I think the walking season may have just begun. 😊

Walk from Boulmer to Low Newton-by-the-Sea and back, Northumberland, England

While we were staying in Alnwick, Jude went off for the day to see her best friend Kate in Edinburgh. I therefore took the opportunity to do a long(ish) walk (of about 14 miles or 22.5 km) from Boulmer. OK, I admit it, my main motivation was to stop for a beer at the Ship Inn in Low Newton-by-the-Sea. πŸ˜‹

As you will see from the gallery below, the weather was breezy, but quite kind until I set off for the return journey, when the winds dropped and the rain took over. I got so wet, my mobile phone screen decided to pack up and, despite my best efforts to revive it (by leaving it in a bag of dried rice for a week), it still doesn’t work.

Over the past few weeks, Jude and I have been in the habit of collecting bits of sea glass and washed up pottery from all the various beaches that we have visited. I therefore couldn’t stop myself picking up the handful in picture 2, which were all found in the small area seen just below my hand. Another load was safely put to one side until I returned, when I managed to completely fill my sandwich bag.
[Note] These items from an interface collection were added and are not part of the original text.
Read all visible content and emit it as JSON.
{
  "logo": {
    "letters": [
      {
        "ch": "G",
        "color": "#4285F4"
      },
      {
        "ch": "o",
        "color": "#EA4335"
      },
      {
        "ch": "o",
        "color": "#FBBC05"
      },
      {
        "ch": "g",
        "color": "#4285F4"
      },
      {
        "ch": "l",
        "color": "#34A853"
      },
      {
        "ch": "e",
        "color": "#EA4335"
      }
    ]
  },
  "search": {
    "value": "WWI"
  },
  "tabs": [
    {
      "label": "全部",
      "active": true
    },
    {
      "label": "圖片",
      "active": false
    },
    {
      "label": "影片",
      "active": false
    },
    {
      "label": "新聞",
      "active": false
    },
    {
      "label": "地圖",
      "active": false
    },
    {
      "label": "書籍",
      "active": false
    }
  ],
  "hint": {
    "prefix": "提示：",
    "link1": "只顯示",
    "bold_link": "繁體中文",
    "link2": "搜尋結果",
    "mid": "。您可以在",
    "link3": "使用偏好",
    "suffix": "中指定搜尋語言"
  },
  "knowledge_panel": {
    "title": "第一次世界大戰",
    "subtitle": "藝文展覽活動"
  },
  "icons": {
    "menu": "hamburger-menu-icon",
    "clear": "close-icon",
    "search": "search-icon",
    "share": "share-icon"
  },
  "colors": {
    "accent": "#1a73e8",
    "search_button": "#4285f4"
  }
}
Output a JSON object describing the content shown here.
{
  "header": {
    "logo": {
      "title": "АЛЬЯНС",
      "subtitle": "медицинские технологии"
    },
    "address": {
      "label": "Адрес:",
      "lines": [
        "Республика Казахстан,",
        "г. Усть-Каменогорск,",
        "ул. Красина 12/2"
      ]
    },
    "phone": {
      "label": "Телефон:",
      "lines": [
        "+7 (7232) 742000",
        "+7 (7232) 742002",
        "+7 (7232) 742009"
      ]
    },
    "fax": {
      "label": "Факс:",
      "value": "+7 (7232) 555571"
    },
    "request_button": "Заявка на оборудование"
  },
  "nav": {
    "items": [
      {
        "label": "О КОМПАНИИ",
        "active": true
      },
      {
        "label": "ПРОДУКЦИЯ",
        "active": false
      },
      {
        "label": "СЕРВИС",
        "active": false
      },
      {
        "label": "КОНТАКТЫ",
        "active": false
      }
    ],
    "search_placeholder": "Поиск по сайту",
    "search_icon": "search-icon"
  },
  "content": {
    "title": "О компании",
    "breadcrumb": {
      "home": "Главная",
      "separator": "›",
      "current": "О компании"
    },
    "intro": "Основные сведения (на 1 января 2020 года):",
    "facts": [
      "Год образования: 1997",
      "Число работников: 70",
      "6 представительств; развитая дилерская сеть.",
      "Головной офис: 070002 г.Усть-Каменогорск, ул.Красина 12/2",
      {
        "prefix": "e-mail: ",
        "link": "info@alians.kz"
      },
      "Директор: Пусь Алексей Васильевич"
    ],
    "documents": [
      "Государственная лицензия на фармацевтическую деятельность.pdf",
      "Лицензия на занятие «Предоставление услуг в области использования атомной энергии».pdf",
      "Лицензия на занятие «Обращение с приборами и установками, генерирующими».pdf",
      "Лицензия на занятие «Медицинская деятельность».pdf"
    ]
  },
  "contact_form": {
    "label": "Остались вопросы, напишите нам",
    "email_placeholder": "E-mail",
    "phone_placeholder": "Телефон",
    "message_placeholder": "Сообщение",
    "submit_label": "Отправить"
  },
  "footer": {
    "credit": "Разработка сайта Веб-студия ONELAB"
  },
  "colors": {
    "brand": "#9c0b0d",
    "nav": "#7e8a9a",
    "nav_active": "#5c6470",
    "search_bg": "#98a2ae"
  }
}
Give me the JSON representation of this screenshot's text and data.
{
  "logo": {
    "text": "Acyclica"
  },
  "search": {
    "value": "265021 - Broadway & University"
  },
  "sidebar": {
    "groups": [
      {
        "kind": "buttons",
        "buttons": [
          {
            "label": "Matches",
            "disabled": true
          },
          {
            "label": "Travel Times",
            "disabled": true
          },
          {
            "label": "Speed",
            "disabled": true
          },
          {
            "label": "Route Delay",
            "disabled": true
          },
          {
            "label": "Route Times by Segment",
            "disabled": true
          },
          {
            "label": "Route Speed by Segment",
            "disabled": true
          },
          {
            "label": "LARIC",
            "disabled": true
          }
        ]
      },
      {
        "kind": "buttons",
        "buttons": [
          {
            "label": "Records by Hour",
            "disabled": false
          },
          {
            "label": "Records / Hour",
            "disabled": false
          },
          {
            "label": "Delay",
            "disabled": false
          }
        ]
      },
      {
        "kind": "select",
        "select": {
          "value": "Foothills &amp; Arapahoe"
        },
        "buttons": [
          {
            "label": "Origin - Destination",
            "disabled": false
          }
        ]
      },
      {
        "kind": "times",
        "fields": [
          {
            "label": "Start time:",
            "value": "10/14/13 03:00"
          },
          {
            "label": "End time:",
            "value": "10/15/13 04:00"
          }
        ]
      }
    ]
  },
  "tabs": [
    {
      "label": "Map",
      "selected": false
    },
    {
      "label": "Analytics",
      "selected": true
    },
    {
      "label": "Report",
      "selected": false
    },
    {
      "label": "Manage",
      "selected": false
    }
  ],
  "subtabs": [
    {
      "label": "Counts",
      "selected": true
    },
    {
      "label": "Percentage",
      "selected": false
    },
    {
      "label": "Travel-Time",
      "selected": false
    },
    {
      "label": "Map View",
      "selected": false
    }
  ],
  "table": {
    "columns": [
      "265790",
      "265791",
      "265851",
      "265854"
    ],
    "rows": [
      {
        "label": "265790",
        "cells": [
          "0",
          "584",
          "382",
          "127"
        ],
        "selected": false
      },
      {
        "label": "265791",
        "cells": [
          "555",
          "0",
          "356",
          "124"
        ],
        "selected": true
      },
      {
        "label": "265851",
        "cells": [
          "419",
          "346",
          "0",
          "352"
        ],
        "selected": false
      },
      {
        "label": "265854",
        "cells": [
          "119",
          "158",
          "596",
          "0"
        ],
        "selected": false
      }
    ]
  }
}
The route also took in Dunstanburgh Castle and Embleton beach which I’ve previously posted here. My apologies for the duplication, but I don’t think you can ever have too much of a good thing!